Self-injury is, to the common person, unfathomable. Why would someone want to hurt themselves? One of the first times I encountered a child that hurt themselves; I observed a young boy banging his head against a concrete floor. Caregivers immediately intervened and stopped him but with just one hit he had opened up a large gash and was bleeding profusely. One's instincts are to protect the child and prevent harm but is this in their best interest in the long run? Lovaas and Simmons (1969) discuss a case in which a child with autism engaged in self-injury and noted that it occurred most consistently when the child was provided attention by an adult following self-injury. They assumed that his hurting himself was maintained by the things people did for him when he emitted this behavior. Their solution, at least in the initial stage of treatment, was to give him constant access to an adult's attention and this resulted in a much lower frequency of self-injury.

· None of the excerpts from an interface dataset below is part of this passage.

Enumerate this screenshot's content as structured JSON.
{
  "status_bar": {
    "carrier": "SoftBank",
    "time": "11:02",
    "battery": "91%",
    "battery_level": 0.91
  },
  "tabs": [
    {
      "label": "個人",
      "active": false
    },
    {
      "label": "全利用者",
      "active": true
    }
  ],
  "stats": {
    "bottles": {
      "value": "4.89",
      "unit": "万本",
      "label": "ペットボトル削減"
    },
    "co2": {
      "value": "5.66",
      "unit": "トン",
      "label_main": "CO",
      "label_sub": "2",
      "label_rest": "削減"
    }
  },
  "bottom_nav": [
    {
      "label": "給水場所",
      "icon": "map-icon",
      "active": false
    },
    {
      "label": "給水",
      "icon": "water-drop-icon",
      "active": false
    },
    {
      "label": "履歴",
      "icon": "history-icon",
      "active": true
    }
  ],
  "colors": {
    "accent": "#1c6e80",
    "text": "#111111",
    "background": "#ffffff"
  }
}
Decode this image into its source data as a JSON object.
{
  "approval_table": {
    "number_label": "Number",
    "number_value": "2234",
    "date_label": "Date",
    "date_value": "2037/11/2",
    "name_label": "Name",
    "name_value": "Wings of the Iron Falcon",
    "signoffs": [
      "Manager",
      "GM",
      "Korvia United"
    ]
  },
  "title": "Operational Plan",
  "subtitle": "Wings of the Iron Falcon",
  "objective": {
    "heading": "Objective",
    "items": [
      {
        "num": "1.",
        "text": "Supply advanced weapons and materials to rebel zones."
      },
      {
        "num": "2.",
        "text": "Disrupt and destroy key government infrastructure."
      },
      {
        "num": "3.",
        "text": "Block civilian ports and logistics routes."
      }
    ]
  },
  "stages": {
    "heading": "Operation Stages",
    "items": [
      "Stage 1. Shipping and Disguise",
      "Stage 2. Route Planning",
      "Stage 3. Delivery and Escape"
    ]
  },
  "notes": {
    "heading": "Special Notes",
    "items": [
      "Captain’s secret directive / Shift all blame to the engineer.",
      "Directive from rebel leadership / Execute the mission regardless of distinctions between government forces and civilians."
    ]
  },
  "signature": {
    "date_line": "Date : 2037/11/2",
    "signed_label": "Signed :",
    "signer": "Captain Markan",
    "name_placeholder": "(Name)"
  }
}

Another pioneer in the development of treatment for problem behavior in children with ASDs was Ted Carr (e.g., Carr, 1977). It was around this time when behavior analysts started to refer to problem behavior as communicative. In some cases problem behavior seemed to suggest that the person was asking for attention or access to a preferred activity or escape from some activity they found unpleasant. It was also suggested that sometimes self-injury might be related the sensory consequences produced by the behavior. That is, the person might like the sensation or perhaps it attenuated pain the person was experiencing. Though a number of hypotheses about the causes of self-injury began to emerge, one thing that was starting to become clear was that the self-injury of different people likely had different causes.
Brian Iwata and his colleagues (1982/1994) at the Kennedy Krieger Institute at Johns Hopkins revolutionized the treatment of self-injury by developing an assessment procedure, referred to as functional analysis, that helped clinicians identify the cause of a person's self-injury. They systematically confirmed that self-injury presented differently in different individuals and that over 95% of the time a specific cause could be identified. A summary of the results of the functional analysis of self-injury with over 150 persons showed the most common cause, just fewer than 40% of cases, was that self-injury was maintained by escape from aversive events. The second most common cause, about 26% of cases, was that self-injury produced access to either caregiver attention or preferred activities while just under 26% of cases suggested that the sensory consequences from self-injury were the cause. More than one cause was identified for about 5% of cases. The remaining cases did not produce interpretable results. Over the years, there have been around 200 studies of the functional causes of self-injury.
There were two major implications of this research. First and foremost, identifying the functional cause of self-injury suggested that teaching an adaptive response that produced the same consequence would be an effective treatment. From the mid-1980s on, there has been a keen focus on developing functional communication training techniques. Many studies have shown that teaching alternative communicative responses produce a drastic change in self-injury. Some studies showed it was possible to produce these changes without imposing any changes in the caregivers' response to self-injury. It should, however, be noted that in other research no change in problem behavior occurs until caregivers not only foster communicative alternatives but also stop responding to the problem behavior.
The other major implication was that it is of great importance to functionally assess self-injury because there were several potential causes. Subsequent research has shown that other severe problem behavior, like aggressing towards others and tantrums also vary in the causes that maintain them. The Individuals with Disabilities Education Act in 2004 mentions functional behavioral assessment as an important tool in developing effect treatments for all problem behavior. Prior to the advent of functional assessment tools, there had been a heavy reliance on intrusive procedures as treatment for problem behavior. Pelios, Morren, Tesch, and Axelrod (1999) reviewed the behavioral treatment research on self-injury and aggression and found that prior to the early 1980s treatments did not vary greatly with a preponderance of intrusive interventions. The less intrusive interventions that were reported tended to be less effective. However, with the development of functional assessments, less intrusive interventions became much more prominent and effective. This is due to the clinician's being able to more precisely prescribe how to promote alternative and more adaptive behavior.
Carr, E.G. (1977). The motivation of self-injurious behavior: A review of some hypotheses. Psychological Bulletin, 84, 800-816.
Iwata, B. A., Dorsey, M. F., Slifer, K. J., Bauman, K. E.,& Richman, G. S. (1994). Toward a functional analysis of self-injury. Journal of Applied Behavior Analysis, 27, 197-209. (Reprinted from Analysis and Intervention in Developmental Disabilities, 2, 3-20, 1982).
Iwata, B. A. et al. (1994).The functions of self-injurious behavior: An experimental-epidemiological analysis. Journal of Applied Behavior Analysis, 27, 215-240.
Lovaas, O. I., & Simmons, J. Q. (1969). Manipulation of self-destruction in three retarded children. Journal of Applied Behavior Analysis, 2, 143-157.
Pelios, L., Morren, J., Tesch, D., & Axelrod, S. (1999). The impact of functional analysis methodology on treatment choice for self-injurious and aggressive behavior. Journal of Applied Behavior Analysis, 32, 185-195.